If you’ve visited the online treasure trove known as the Quilt Index (www.quiltindex.org) recently, you may have noticed a new tab on the homepage. It says “Support Us.”
A free resource since its launch in 2003, the Index was created for scholars, educators, quiltmakers, and quilt-lovers worldwide. Now, users and fans of the resource will be key to its future development through their direct support.
The Index has grown rapidly and currently displays more than 50,000 documented quilts from four centuries. The bulk of these quilts are owned by museums with major quilt collections or were discovered during state documentation projects. Whether these quilts went back into an attic or basement, or sit in a storage facility somewhere, the Index allows worldwide access for anyone and everyone to all the quilts’ images and historical records at all times.
This high-tech triumph is run by several organizations in close partnership: Michigan State University Museum; MSU’s MATRIX: The Center For Humane Arts, Letters, and Social Sciences Online; and the Alliance for American Quilts, based in Asheville, North Carolina.
In the early years, the money required to build, maintain, and expand this exemplary database came mostly from grants, particularly from the National Endowment for the Humanities and the Institute of Museum and Library Services. These generous funders recognized the importance of such an effort and the vision and discipline with which it was managed. Grants were used over the years not just to add more and more quilts to the archive, but also to create new tech tools for zooming in for up-close examination, comparing many quilts side by side, and expanding search capabilities.
Michigan State University has pledged to continue to provide the server space for the Index so we can all celebrate that what has been built to date is protected. But beyond the start-up and development resources, the Quilt Index must now raise funds to keep advancing the site. An enterprising team at the Quilt Index will continue to apply for grants, however, at the same time, funding is harder than ever to secure.
“Competition for arts and humanities grants is more fierce, and grants do not usually support ongoing project maintenance needs,” notes Mary Worrall, Curator, MSU Museum and one of the members of the Quilt Index Management team. “That is why we need broader support help to sustain the Quilt Index as a vibrant resource that addresses the expanding needs of users and keeps incorporating the newest technologies. Increasingly, prospective funders are also requesting that the Quilt Index team provides evidence that the users of this powerful tool respect and require it enough that they’re willing to help pay for it, much the same way listeners to public radio help keep their favorite programs funded.”
There are many ways that individuals can help the Index grow and flourish, and all funds will be tax-deductible. Any donation, however modest, will help sustain the Quilt Index, and demonstrate the breadth of its support to potential grantmakers.
What’s next? The team has an ambitious vision for the Index that is built on the ongoing evaluation they conduct as well as on their research into new opportunities. This vision pushes the bounds into pioneering, new areas: building a quilts and health research project in tandem with health educators and practitioners; developing math and quilts resources for enhancing teaching and learning; and adding quilts from more than a dozen countries outside the United States to the database. As well as international expansion, the Quilt Index team is committed to inclusion of quilts from all 50 states.

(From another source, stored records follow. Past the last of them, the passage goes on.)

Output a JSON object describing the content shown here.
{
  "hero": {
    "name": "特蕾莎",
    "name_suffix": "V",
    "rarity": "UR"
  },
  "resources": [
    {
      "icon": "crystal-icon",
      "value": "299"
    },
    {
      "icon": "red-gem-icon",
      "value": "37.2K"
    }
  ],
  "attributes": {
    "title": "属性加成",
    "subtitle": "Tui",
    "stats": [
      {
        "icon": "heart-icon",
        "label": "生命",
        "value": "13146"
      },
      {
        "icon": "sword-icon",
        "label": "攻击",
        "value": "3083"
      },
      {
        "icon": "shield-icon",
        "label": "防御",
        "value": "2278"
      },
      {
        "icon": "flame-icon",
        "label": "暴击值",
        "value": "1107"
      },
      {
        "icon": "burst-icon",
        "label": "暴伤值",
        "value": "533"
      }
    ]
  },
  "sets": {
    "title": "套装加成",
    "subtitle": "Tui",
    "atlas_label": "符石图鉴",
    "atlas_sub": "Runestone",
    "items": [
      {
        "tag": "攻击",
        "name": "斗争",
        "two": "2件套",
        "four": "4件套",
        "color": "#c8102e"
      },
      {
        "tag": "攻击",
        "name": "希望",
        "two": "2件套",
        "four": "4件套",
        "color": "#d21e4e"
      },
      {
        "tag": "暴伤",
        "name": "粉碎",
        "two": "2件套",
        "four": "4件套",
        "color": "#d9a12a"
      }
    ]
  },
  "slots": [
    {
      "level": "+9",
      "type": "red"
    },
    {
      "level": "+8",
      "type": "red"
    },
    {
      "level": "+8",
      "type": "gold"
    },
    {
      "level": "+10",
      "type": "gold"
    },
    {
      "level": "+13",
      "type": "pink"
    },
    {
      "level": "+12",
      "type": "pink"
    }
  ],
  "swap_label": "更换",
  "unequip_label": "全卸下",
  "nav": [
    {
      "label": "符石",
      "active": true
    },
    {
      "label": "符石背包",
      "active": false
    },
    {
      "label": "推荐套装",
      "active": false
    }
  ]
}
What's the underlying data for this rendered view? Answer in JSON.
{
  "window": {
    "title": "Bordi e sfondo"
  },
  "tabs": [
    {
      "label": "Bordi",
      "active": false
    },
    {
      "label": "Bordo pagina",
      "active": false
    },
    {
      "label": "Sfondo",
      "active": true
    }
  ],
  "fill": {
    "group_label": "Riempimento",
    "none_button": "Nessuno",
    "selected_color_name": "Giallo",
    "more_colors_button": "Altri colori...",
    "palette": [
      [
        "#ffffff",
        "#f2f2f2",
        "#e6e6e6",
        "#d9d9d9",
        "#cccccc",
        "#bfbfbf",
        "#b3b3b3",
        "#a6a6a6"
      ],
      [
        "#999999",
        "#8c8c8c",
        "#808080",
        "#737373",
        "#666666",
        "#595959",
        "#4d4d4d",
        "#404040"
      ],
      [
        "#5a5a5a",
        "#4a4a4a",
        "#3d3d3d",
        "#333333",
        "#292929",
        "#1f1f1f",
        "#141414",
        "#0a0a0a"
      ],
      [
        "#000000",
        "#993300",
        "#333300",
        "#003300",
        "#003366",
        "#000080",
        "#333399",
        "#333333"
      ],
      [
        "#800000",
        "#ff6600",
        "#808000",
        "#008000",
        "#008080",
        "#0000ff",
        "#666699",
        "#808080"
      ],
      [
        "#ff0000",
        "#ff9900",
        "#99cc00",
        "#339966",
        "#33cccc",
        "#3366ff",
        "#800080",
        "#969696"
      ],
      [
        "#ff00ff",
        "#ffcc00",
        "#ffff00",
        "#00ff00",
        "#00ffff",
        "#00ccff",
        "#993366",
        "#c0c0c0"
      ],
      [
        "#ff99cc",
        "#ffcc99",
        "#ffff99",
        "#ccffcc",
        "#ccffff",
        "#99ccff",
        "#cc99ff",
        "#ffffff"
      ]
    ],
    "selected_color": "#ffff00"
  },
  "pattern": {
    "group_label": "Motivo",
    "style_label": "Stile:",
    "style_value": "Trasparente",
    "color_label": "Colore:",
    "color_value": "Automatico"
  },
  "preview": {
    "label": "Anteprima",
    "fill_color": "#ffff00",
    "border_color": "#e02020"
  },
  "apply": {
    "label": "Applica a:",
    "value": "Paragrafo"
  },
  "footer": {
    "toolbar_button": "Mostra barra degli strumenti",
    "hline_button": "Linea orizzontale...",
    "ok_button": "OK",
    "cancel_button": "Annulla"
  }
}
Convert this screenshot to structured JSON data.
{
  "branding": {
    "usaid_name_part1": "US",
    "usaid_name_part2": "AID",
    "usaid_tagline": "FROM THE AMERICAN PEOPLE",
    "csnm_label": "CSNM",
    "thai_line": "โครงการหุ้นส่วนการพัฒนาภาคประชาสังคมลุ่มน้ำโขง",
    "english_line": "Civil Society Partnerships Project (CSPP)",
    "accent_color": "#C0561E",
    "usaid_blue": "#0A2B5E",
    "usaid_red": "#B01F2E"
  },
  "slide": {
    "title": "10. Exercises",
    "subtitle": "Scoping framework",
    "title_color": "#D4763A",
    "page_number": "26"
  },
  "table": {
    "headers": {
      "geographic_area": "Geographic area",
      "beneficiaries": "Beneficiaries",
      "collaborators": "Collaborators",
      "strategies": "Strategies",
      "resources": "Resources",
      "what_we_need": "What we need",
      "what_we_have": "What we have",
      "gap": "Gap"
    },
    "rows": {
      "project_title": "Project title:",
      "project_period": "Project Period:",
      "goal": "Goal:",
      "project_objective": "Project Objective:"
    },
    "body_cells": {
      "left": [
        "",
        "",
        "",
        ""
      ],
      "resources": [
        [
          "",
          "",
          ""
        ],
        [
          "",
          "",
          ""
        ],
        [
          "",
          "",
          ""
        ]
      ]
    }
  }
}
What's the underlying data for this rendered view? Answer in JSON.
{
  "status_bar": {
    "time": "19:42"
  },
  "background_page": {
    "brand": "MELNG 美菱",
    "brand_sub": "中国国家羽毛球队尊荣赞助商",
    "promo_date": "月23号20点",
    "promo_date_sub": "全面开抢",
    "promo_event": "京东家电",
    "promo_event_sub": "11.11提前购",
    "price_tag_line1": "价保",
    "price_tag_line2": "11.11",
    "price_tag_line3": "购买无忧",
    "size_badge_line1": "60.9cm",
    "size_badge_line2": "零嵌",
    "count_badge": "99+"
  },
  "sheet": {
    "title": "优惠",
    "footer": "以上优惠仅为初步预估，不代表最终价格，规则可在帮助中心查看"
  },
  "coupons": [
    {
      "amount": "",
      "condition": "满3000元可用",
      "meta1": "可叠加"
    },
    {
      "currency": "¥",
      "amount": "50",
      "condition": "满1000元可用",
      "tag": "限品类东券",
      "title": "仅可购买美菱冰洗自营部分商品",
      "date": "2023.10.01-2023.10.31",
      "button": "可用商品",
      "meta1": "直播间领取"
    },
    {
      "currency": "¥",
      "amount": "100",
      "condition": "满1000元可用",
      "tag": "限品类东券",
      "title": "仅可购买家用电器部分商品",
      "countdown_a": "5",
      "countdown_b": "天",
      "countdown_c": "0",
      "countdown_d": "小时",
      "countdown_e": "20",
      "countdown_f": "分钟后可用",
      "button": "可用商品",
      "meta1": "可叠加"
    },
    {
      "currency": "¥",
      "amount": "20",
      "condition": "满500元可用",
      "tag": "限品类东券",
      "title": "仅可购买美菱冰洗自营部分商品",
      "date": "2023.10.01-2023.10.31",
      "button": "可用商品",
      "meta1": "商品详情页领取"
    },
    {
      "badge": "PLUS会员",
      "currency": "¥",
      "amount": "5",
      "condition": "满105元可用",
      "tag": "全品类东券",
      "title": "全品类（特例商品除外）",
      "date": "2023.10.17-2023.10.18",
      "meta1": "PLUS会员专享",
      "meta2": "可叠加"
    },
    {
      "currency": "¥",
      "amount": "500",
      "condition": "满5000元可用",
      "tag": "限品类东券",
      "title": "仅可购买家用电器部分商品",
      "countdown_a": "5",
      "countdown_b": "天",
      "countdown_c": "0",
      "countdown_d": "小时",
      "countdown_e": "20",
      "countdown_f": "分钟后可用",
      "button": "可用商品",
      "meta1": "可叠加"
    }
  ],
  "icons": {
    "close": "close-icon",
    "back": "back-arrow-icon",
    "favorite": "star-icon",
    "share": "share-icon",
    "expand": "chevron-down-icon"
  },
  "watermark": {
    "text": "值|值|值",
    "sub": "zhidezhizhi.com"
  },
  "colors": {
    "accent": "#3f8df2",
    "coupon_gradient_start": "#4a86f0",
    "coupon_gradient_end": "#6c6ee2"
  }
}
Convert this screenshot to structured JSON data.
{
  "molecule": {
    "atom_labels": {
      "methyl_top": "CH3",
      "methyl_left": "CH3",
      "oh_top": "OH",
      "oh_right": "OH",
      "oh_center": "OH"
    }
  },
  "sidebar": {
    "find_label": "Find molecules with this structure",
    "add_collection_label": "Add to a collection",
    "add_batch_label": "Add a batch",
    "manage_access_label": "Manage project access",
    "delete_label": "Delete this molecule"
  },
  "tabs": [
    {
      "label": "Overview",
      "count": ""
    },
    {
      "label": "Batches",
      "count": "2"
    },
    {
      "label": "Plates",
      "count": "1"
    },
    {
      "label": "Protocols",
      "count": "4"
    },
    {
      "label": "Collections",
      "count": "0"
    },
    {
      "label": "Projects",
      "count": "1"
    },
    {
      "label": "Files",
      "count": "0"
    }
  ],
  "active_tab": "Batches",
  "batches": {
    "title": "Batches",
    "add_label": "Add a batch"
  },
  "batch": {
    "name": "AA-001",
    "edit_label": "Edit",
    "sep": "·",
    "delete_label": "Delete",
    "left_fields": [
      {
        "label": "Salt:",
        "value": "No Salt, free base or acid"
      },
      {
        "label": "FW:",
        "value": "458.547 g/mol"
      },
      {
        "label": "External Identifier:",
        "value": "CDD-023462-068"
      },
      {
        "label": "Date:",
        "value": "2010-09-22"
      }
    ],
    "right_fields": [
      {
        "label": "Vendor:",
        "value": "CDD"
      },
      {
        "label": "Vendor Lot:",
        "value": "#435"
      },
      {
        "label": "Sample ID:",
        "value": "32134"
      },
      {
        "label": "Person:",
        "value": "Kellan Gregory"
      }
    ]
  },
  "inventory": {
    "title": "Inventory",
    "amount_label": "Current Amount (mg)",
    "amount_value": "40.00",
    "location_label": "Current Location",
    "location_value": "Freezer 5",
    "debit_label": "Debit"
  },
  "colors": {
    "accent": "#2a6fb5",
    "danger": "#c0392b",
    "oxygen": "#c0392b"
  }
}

“The Quilt Index has become an amazing resource for artists, educators, scholars, and curators,” explains Marsha MacDowell, MSU professor of art and art history, curator of the MSU Museum, and one of the members of the QI leadership team. “Our vision is to keep it fresh, continually enrich the content, and to engage a wider circle of individuals who see quilts as fundamental to their work and the Index as the place to access quilt information.”
For questions about giving on line or for other ways you can help support the Quilt Index, please go to http://www.quiltindex.org/donate.php or contact Annie James, MSU Museum Development Officer at email@example.com.
Quilt made in the Badaling District, outside Beijing China. c1996. Collection of Michigan State University Museum.
Top by: Eugenia Mitchell
Quilted by: Mary Shultz
Golden, Colorado, 1977
Rocky Mountain Quilt Museum
One of the original 101 quilts donated by Eugenia Mitchell of Golden, CO, to start the Rocky Mountain Quilt Museum. This quilt is hand pieced from cotton handkerchiefs and solid fabrics in red, green, and white, with red, green, and white borders. The batting is polyester. The binding is the top folded to the back with three mitered corners and one straight corner. The quilt is hand quilted with spider web designs in the hankies and shadow boxes in the solid blocks. The quilting is done at 6 to 7 stitches per inch using white cotton thread. The backing is machine pieced light blue cotton/polyester fabric.